▶ **Your assignment**
For the material that follows, list every line containing the word "angles".
----------
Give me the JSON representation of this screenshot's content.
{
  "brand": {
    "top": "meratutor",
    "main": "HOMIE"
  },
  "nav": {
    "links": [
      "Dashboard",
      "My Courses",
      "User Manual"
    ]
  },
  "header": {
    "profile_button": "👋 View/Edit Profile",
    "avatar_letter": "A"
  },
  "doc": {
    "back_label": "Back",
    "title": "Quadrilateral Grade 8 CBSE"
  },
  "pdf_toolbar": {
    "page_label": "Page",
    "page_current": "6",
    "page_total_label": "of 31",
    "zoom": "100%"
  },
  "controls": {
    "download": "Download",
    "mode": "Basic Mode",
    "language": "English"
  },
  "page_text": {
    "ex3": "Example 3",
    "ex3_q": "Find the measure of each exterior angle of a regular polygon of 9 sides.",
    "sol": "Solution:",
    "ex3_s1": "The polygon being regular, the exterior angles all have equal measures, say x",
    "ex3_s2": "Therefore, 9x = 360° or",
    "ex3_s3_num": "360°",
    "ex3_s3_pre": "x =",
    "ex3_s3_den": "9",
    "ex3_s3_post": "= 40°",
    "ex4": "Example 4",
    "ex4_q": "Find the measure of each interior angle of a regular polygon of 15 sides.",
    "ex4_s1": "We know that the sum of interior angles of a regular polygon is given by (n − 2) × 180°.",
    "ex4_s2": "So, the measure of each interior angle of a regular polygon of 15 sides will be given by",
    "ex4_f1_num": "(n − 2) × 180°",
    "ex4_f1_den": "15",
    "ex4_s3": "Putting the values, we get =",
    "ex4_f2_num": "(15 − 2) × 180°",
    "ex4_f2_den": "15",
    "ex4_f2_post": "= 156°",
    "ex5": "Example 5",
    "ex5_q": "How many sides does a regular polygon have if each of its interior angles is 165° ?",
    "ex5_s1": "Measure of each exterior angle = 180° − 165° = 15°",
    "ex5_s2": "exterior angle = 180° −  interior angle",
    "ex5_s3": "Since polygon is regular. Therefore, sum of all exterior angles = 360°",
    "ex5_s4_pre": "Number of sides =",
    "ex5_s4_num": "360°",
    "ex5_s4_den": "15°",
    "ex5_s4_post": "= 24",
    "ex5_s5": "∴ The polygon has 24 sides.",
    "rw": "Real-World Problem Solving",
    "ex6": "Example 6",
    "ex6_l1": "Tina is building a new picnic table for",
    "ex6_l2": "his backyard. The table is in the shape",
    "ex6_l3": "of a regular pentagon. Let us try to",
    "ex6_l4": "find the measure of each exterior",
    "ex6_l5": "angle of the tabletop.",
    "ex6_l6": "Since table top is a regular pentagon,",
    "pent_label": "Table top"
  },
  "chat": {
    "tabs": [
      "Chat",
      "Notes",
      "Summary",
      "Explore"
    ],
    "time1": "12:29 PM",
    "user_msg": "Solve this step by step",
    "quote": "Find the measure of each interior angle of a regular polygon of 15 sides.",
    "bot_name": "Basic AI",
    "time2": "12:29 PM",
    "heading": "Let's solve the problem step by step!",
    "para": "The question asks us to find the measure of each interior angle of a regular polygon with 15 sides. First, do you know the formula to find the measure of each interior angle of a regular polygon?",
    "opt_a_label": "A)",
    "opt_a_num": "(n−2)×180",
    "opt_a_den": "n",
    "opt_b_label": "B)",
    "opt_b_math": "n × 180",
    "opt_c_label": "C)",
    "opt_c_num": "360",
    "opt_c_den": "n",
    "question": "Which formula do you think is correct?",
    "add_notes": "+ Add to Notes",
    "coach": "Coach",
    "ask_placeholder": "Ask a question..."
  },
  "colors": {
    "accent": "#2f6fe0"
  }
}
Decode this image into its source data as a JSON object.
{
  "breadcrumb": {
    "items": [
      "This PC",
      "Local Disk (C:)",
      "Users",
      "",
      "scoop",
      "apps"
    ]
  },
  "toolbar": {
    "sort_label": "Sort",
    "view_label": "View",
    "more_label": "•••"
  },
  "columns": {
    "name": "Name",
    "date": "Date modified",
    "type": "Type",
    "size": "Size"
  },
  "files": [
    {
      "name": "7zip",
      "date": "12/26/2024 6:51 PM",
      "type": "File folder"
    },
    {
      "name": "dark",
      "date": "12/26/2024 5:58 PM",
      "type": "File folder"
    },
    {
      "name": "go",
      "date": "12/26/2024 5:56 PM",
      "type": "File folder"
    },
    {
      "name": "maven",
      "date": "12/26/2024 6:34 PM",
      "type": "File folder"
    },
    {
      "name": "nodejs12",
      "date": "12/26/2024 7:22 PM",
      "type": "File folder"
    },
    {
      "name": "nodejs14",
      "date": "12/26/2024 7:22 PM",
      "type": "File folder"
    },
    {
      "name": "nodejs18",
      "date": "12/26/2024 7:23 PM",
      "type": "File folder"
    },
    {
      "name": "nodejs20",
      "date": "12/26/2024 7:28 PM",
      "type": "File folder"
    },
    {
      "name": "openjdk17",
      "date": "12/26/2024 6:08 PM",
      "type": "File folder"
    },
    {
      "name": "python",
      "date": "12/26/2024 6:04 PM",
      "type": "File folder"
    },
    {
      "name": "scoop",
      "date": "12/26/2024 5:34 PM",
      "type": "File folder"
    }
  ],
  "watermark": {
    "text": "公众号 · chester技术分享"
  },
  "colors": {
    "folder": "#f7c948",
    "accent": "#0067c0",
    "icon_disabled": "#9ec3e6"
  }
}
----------
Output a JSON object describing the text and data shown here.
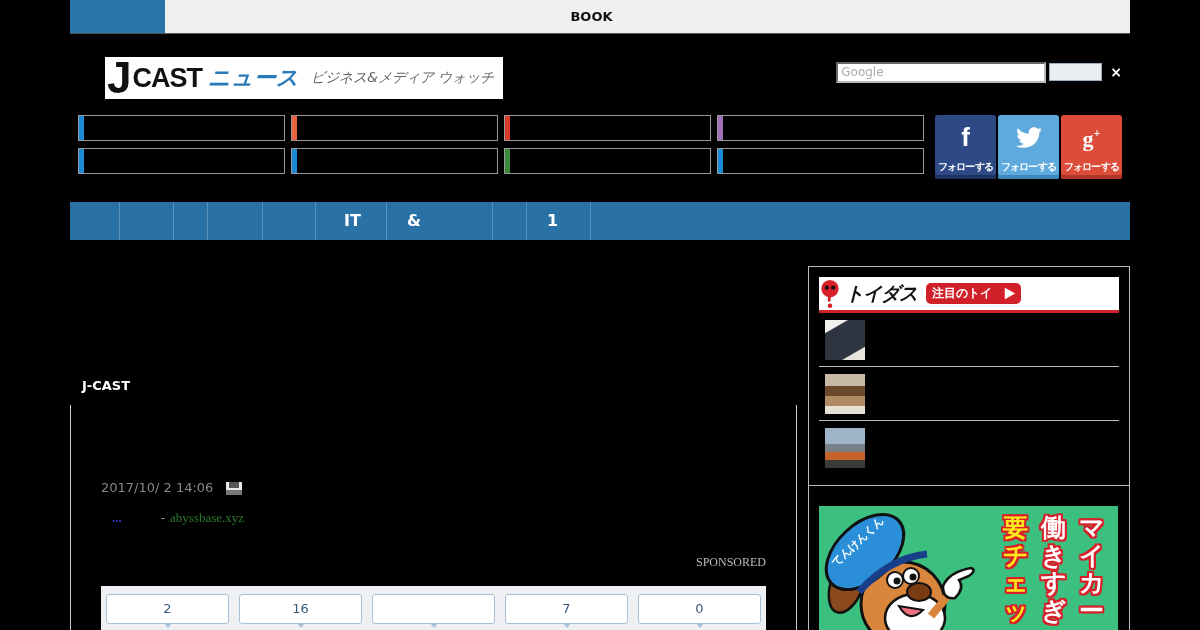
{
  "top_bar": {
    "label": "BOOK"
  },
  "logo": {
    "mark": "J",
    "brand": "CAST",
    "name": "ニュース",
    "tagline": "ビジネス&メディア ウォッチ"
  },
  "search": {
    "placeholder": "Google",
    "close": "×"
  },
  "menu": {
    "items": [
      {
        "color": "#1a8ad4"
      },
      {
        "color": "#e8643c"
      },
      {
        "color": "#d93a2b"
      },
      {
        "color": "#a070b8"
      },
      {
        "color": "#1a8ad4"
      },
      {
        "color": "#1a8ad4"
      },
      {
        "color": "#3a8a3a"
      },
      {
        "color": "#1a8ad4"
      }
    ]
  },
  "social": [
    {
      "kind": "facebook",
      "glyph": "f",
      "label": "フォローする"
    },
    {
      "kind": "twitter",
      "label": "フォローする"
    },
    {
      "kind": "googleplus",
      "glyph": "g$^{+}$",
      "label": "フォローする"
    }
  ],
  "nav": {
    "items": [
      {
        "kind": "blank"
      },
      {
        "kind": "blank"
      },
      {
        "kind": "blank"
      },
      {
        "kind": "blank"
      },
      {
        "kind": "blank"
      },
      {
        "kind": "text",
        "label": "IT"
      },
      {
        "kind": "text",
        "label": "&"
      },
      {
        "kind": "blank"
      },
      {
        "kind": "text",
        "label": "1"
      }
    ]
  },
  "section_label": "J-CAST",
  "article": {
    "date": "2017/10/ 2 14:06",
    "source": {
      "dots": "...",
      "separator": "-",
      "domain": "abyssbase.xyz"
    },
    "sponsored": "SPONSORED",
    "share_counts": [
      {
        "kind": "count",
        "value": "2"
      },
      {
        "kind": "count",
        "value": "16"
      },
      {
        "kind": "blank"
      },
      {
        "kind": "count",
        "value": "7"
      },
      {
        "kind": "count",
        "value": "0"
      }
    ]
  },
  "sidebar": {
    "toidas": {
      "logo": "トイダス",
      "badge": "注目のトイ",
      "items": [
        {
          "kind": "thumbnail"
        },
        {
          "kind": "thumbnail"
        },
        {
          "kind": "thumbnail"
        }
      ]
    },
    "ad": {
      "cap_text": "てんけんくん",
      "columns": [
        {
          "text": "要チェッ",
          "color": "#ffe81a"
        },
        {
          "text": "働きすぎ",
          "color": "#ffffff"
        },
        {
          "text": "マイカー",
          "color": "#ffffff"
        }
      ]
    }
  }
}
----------
▶ **Task result**
    "ex3_s1": "The polygon being regular, the exterior angles all have equal measures, say x",
    "ex4_s1": "We know that the sum of interior angles of a regular polygon is given by (n − 2) × 180°.",
    "ex5_q": "How many sides does a regular polygon have if each of its interior angles is 165° ?",
    "ex5_s3": "Since polygon is regular. Therefore, sum of all exterior angles = 360°",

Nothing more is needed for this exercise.